--- PROMPT ---
The data that follows should be copied out exactly.

--- THE RECORDS ---
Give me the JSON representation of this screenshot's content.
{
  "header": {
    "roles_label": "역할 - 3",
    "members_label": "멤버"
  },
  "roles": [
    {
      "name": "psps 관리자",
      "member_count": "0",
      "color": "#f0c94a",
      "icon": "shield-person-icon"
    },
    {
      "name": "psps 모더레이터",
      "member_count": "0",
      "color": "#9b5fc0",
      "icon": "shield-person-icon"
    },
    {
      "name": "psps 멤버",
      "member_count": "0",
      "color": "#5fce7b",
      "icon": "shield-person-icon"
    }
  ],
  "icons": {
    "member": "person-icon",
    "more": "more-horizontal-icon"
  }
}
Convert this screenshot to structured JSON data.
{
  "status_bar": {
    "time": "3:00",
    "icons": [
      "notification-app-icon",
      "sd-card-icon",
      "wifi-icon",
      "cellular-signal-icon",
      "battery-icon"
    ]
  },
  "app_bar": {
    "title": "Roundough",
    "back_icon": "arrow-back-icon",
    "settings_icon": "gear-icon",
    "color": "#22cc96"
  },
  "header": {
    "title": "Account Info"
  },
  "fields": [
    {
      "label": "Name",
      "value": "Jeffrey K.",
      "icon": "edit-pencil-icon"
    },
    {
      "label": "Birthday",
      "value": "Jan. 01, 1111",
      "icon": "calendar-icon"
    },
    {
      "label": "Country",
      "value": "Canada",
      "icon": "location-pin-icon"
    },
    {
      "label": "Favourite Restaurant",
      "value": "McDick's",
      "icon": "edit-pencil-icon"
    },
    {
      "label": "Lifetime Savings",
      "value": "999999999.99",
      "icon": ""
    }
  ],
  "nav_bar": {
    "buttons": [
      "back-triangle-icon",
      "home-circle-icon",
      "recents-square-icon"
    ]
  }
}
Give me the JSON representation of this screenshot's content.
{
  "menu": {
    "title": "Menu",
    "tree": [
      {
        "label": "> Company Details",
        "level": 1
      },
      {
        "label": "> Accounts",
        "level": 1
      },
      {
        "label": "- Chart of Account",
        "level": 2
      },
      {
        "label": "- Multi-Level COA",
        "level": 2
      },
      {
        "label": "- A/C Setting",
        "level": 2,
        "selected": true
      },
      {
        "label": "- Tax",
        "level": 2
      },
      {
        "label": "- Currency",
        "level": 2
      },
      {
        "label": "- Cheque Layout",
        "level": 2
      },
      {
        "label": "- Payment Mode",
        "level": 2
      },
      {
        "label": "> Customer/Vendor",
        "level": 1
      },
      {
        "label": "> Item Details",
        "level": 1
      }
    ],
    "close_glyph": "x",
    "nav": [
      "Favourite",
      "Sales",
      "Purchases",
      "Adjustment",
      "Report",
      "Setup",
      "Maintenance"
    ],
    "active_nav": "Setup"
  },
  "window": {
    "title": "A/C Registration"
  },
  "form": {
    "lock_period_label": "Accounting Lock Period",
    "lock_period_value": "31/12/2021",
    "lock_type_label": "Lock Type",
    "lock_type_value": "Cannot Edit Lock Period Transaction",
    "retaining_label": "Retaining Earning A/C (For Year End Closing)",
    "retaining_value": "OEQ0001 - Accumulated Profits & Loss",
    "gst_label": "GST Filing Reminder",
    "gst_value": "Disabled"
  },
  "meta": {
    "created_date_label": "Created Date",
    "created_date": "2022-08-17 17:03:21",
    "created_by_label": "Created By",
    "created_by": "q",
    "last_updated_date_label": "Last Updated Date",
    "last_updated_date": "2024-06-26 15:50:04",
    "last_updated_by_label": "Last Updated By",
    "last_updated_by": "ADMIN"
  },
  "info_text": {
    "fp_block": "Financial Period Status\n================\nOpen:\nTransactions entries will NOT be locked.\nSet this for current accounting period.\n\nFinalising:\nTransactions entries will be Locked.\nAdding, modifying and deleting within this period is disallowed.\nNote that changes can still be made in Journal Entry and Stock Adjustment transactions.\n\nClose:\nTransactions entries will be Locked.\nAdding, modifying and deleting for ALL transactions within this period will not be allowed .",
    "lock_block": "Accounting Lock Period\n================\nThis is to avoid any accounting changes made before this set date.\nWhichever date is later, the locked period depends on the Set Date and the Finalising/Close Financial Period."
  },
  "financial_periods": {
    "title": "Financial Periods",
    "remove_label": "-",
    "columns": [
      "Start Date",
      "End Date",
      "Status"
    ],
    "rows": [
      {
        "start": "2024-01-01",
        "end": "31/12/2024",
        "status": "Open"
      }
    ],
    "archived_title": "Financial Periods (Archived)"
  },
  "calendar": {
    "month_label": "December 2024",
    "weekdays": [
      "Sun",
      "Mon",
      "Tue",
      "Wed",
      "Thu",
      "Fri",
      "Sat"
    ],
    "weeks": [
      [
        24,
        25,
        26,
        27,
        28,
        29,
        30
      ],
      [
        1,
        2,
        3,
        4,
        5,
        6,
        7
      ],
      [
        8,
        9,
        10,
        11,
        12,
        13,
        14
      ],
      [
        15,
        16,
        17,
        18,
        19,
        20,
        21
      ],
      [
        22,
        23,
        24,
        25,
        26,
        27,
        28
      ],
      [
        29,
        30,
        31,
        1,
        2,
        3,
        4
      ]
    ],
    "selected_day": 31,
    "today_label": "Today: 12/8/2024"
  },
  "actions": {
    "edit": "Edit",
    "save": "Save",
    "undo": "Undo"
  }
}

--- ANSWER BOX ---
Give me the JSON representation of this screenshot's content.
{
  "header": {
    "roles_label": "역할 - 3",
    "members_label": "멤버"
  },
  "roles": [
    {
      "name": "psps 관리자",
      "member_count": "0",
      "color": "#f0c94a",
      "icon": "shield-person-icon"
    },
    {
      "name": "psps 모더레이터",
      "member_count": "0",
      "color": "#9b5fc0",
      "icon": "shield-person-icon"
    },
    {
      "name": "psps 멤버",
      "member_count": "0",
      "color": "#5fce7b",
      "icon": "shield-person-icon"
    }
  ],
  "icons": {
    "member": "person-icon",
    "more": "more-horizontal-icon"
  }
}
Convert this screenshot to structured JSON data.
{
  "status_bar": {
    "time": "3:00",
    "icons": [
      "notification-app-icon",
      "sd-card-icon",
      "wifi-icon",
      "cellular-signal-icon",
      "battery-icon"
    ]
  },
  "app_bar": {
    "title": "Roundough",
    "back_icon": "arrow-back-icon",
    "settings_icon": "gear-icon",
    "color": "#22cc96"
  },
  "header": {
    "title": "Account Info"
  },
  "fields": [
    {
      "label": "Name",
      "value": "Jeffrey K.",
      "icon": "edit-pencil-icon"
    },
    {
      "label": "Birthday",
      "value": "Jan. 01, 1111",
      "icon": "calendar-icon"
    },
    {
      "label": "Country",
      "value": "Canada",
      "icon": "location-pin-icon"
    },
    {
      "label": "Favourite Restaurant",
      "value": "McDick's",
      "icon": "edit-pencil-icon"
    },
    {
      "label": "Lifetime Savings",
      "value": "999999999.99",
      "icon": ""
    }
  ],
  "nav_bar": {
    "buttons": [
      "back-triangle-icon",
      "home-circle-icon",
      "recents-square-icon"
    ]
  }
}
Give me the JSON representation of this screenshot's content.
{
  "menu": {
    "title": "Menu",
    "tree": [
      {
        "label": "> Company Details",
        "level": 1
      },
      {
        "label": "> Accounts",
        "level": 1
      },
      {
        "label": "- Chart of Account",
        "level": 2
      },
      {
        "label": "- Multi-Level COA",
        "level": 2
      },
      {
        "label": "- A/C Setting",
        "level": 2,
        "selected": true
      },
      {
        "label": "- Tax",
        "level": 2
      },
      {
        "label": "- Currency",
        "level": 2
      },
      {
        "label": "- Cheque Layout",
        "level": 2
      },
      {
        "label": "- Payment Mode",
        "level": 2
      },
      {
        "label": "> Customer/Vendor",
        "level": 1
      },
      {
        "label": "> Item Details",
        "level": 1
      }
    ],
    "close_glyph": "x",
    "nav": [
      "Favourite",
      "Sales",
      "Purchases",
      "Adjustment",
      "Report",
      "Setup",
      "Maintenance"
    ],
    "active_nav": "Setup"
  },
  "window": {
    "title": "A/C Registration"
  },
  "form": {
    "lock_period_label": "Accounting Lock Period",
    "lock_period_value": "31/12/2021",
    "lock_type_label": "Lock Type",
    "lock_type_value": "Cannot Edit Lock Period Transaction",
    "retaining_label": "Retaining Earning A/C (For Year End Closing)",
    "retaining_value": "OEQ0001 - Accumulated Profits & Loss",
    "gst_label": "GST Filing Reminder",
    "gst_value": "Disabled"
  },
  "meta": {
    "created_date_label": "Created Date",
    "created_date": "2022-08-17 17:03:21",
    "created_by_label": "Created By",
    "created_by": "q",
    "last_updated_date_label": "Last Updated Date",
    "last_updated_date": "2024-06-26 15:50:04",
    "last_updated_by_label": "Last Updated By",
    "last_updated_by": "ADMIN"
  },
  "info_text": {
    "fp_block": "Financial Period Status\n================\nOpen:\nTransactions entries will NOT be locked.\nSet this for current accounting period.\n\nFinalising:\nTransactions entries will be Locked.\nAdding, modifying and deleting within this period is disallowed.\nNote that changes can still be made in Journal Entry and Stock Adjustment transactions.\n\nClose:\nTransactions entries will be Locked.\nAdding, modifying and deleting for ALL transactions within this period will not be allowed .",
    "lock_block": "Accounting Lock Period\n================\nThis is to avoid any accounting changes made before this set date.\nWhichever date is later, the locked period depends on the Set Date and the Finalising/Close Financial Period."
  },
  "financial_periods": {
    "title": "Financial Periods",
    "remove_label": "-",
    "columns": [
      "Start Date",
      "End Date",
      "Status"
    ],
    "rows": [
      {
        "start": "2024-01-01",
        "end": "31/12/2024",
        "status": "Open"
      }
    ],
    "archived_title": "Financial Periods (Archived)"
  },
  "calendar": {
    "month_label": "December 2024",
    "weekdays": [
      "Sun",
      "Mon",
      "Tue",
      "Wed",
      "Thu",
      "Fri",
      "Sat"
    ],
    "weeks": [
      [
        24,
        25,
        26,
        27,
        28,
        29,
        30
      ],
      [
        1,
        2,
        3,
        4,
        5,
        6,
        7
      ],
      [
        8,
        9,
        10,
        11,
        12,
        13,
        14
      ],
      [
        15,
        16,
        17,
        18,
        19,
        20,
        21
      ],
      [
        22,
        23,
        24,
        25,
        26,
        27,
        28
      ],
      [
        29,
        30,
        31,
        1,
        2,
        3,
        4
      ]
    ],
    "selected_day": 31,
    "today_label": "Today: 12/8/2024"
  },
  "actions": {
    "edit": "Edit",
    "save": "Save",
    "undo": "Undo"
  }
}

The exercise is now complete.